DOE is intensifying efforts to move technology developed at the national laboratories into the private sector to boost the economy and create jobs, says the head of the department’s new Office of Technology Transitions.
“Tech transfer is a mission of the DOE and all our national labs,” said Jetta Wong, acting director of the office. “It is a complementary mission that enhances what we do to meet our security, energy, and environment missions.”
Wong spoke Oct. 14 at a technology transfer roundtable organized by US Sen. Tom Udall, D-N.M., and held at Applied Technology Associates in the Sandia Science & Technology Park. Udall was joined by US Sens. Martin Heinrich, D-N.M., and Barbara Mikulski, D-Md., Sandia President and Laboratories Director Jill Hruby, Div. 1000 VP and Chief Technology Officer Rob Leland, and Carol Burns, deputy principal associate director for science, technology, and engineering at Los Alamos National Laboratory.
The roundtable discussion included the heads of six companies — HT MicroAnalytical Inc., mPower Technology, Aquila, and Abbott Medical Optics, all of Albuquerque; Flow Science Inc. of Santa Fe; and UbiQD LLC of Los Alamos — that are working to bring lab technologies to market.
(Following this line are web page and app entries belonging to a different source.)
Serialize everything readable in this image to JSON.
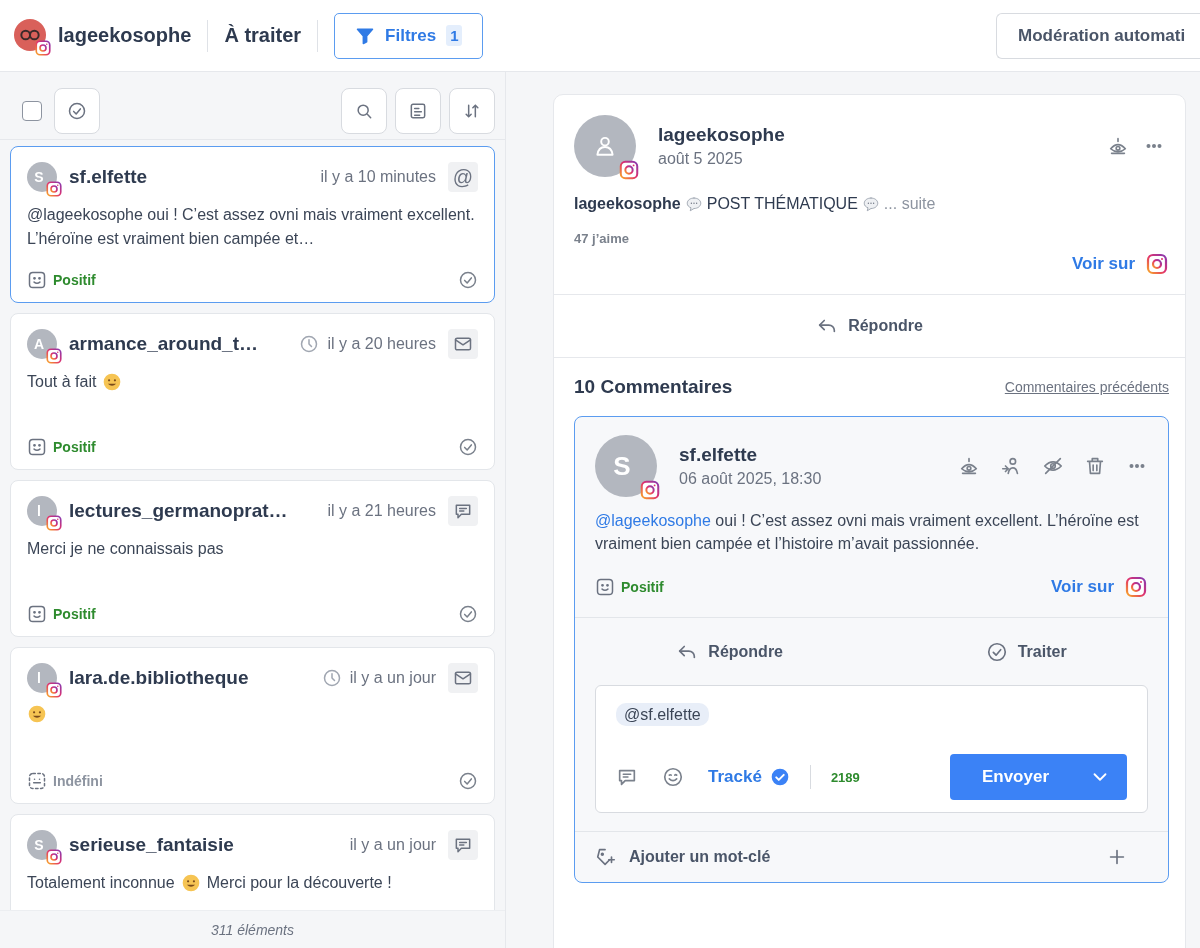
{
  "header": {
    "account": "lageekosophe",
    "view": "À traiter",
    "filter": {
      "label": "Filtres",
      "count": "1"
    },
    "automod": "Modération automati"
  },
  "list_toolbar": {
    "select_all": {
      "checked": false
    }
  },
  "messages": [
    {
      "author": "sf.elfette",
      "initial": "S",
      "time": "il y a 10 minutes",
      "clock": false,
      "type": {
        "kind": "mention",
        "symbol": "@"
      },
      "body": [
        {
          "kind": "text",
          "text": "@lageekosophe oui ! C’est assez ovni mais vraiment excellent. L’héroïne est vraiment bien campée et…"
        }
      ],
      "sentiment": {
        "kind": "positive",
        "label": "Positif"
      },
      "selected": true
    },
    {
      "author": "armance_around_t…",
      "initial": "A",
      "time": "il y a 20 heures",
      "clock": true,
      "type": {
        "kind": "mail"
      },
      "body": [
        {
          "kind": "text",
          "text": "Tout à fait"
        },
        {
          "kind": "emoji"
        }
      ],
      "sentiment": {
        "kind": "positive",
        "label": "Positif"
      },
      "selected": false
    },
    {
      "author": "lectures_germanoprat…",
      "initial": "l",
      "time": "il y a 21 heures",
      "clock": false,
      "type": {
        "kind": "comment"
      },
      "body": [
        {
          "kind": "text",
          "text": "Merci je ne connaissais pas"
        }
      ],
      "sentiment": {
        "kind": "positive",
        "label": "Positif"
      },
      "selected": false
    },
    {
      "author": "lara.de.bibliotheque",
      "initial": "l",
      "time": "il y a un jour",
      "clock": true,
      "type": {
        "kind": "mail"
      },
      "body": [
        {
          "kind": "emoji"
        }
      ],
      "sentiment": {
        "kind": "undefined",
        "label": "Indéfini"
      },
      "selected": false
    },
    {
      "author": "serieuse_fantaisie",
      "initial": "S",
      "time": "il y a un jour",
      "clock": false,
      "type": {
        "kind": "comment"
      },
      "body": [
        {
          "kind": "text",
          "text": "Totalement inconnue"
        },
        {
          "kind": "emoji"
        },
        {
          "kind": "text",
          "text": "Merci pour la découverte !"
        }
      ],
      "selected": false
    }
  ],
  "list_footer": "311 éléments",
  "post": {
    "author": "lageekosophe",
    "date": "août 5 2025",
    "caption": [
      {
        "kind": "bold",
        "text": "lageekosophe"
      },
      {
        "kind": "bubble"
      },
      {
        "kind": "text",
        "text": "POST THÉMATIQUE"
      },
      {
        "kind": "bubble"
      },
      {
        "kind": "more",
        "text": "... suite"
      }
    ],
    "likes": "47 j’aime",
    "view_on": "Voir sur",
    "reply": "Répondre"
  },
  "comments": {
    "title": "10 Commentaires",
    "previous": "Commentaires précédents",
    "comment": {
      "author": "sf.elfette",
      "initial": "S",
      "date": "06 août 2025, 18:30",
      "mention": "@lageekosophe",
      "text": " oui ! C’est assez ovni mais vraiment excellent. L’héroïne est vraiment bien campée et l’histoire m’avait passionnée.",
      "sentiment": {
        "kind": "positive",
        "label": "Positif"
      },
      "view_on": "Voir sur",
      "reply": "Répondre",
      "process": "Traiter",
      "composer": {
        "tag": "@sf.elfette",
        "tracked": {
          "label": "Tracké",
          "checked": true
        },
        "count": "2189",
        "send": "Envoyer"
      },
      "keyword": "Ajouter un mot-clé"
    }
  }
}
The Albuquerque companies said partnerships with Sandia through such programs as New Mexico Small Business Assistance (NMSBA), Entrepreneurial Separation to Transfer Technology (ESTT), and licensing were critical to their success.
Udall and Heinrich said it is important to step up tech transfer through legislation and policy. “How do we segue the great things we work on in the labs — nuclear engineering, nuclear nonproliferation, cybersecurity, nanotechnology, renewable energy, and on and on — into the marketplace?” Udall said. “We want to move forward in this crucial area. It means jobs and economic development.”
Heinrich said tech transfer must be a primary mission of DOE and NNSA. “Spinout companies should be the norm, not the exception,” he said. “It not only helps the state but is of enormous benefit to the nation.”
Mikulski, past chair and current vice chair of the Senate Appropriations Committee, said she is passionate about creating markets for US-developed technology and will support tech transfer in Washington, D.C. “I represent great federal labs in my state, the National Institutes of Health, the Goddard Space Agency, the National Security Agency. We win Nobel Prizes but we don’t win markets,” said Mikulski, who later toured Sandia with Jill. “I want to work with our incredible assets and win markets and create jobs.”
Sandia tech transfer successes
Jill told the senators Sandia is proud of its tech transfer record. From FY14 to FY15, the Labs saw a 38 percent increase in commercial licenses, and a 130 percent rise in the past three years. She cited NMSBA, a public-private partnership among Sandia, Los Alamos, and the state of New Mexico that connects small business owners with scientists and engineers who provide technical help. The program in 2014 provided $4.7 million worth of assistance to 352 small businesses in 31 New Mexico counties.
Six researchers left Sandia this year through ESTT, setting up four companies, the highest number since 2007, Jill said. And Sandia was selected as one of five national labs to lead implementation of DOE’s Small Business Voucher pilot, which will offer clean-energy companies technical help.
“Looking ahead, we have big plans,” she said. “Our Center for Collaboration and Commercialization concept, right here in the Science & Technology Park, will be the public face for Sandia to provide easier access and build links to the community. We care about the community we live in and care about getting our technology out for the public good.”
Energy commercialization fund
Wong said DOE established the Office of Technology Transitions eight months ago to expand the commercial impact of the department’s property R&D portfolio in the short, medium, and long term. “The office is trying to make the hand-off of early stage science more effective by making the department’s work with the private sector more streamlined, so they can help commercialize technologies,” she said.
The office also will oversee the Energy Technology Commercialization Fund established in the Energy Policy Act of 2005. The nearly $20 million fund uses 0.9 percent of the funding for DOE’s applied energy research, development, demonstration, and commercial application budget for each fiscal year. It provides matching funds with private partners to promote promising energy technologies for commercial purposes.
“There are lots of opportunities now to talk about how to shape the fund to be most valuable to communities and the laboratories,” she said.
The new office also will be responsible for delivering a Technology Transfer Execution Plan to Congress and reporting annually on DOE’s technology transfer and partnership activities.
“Over the past 70 years, the DOE national labs system has been an integral part of the science and technology backbone of the country,” Wong said. “DOE scientists and technicians not only focus on our missions, they play a huge role in the development of products that create economic growth. Look at solid-state lighting, vehicle battery technology, solar energy. They came from foundational science from the national labs. “If you seed early stage science you can do all these things that transition to the marketplace. There’s a direct connection to our local communities.”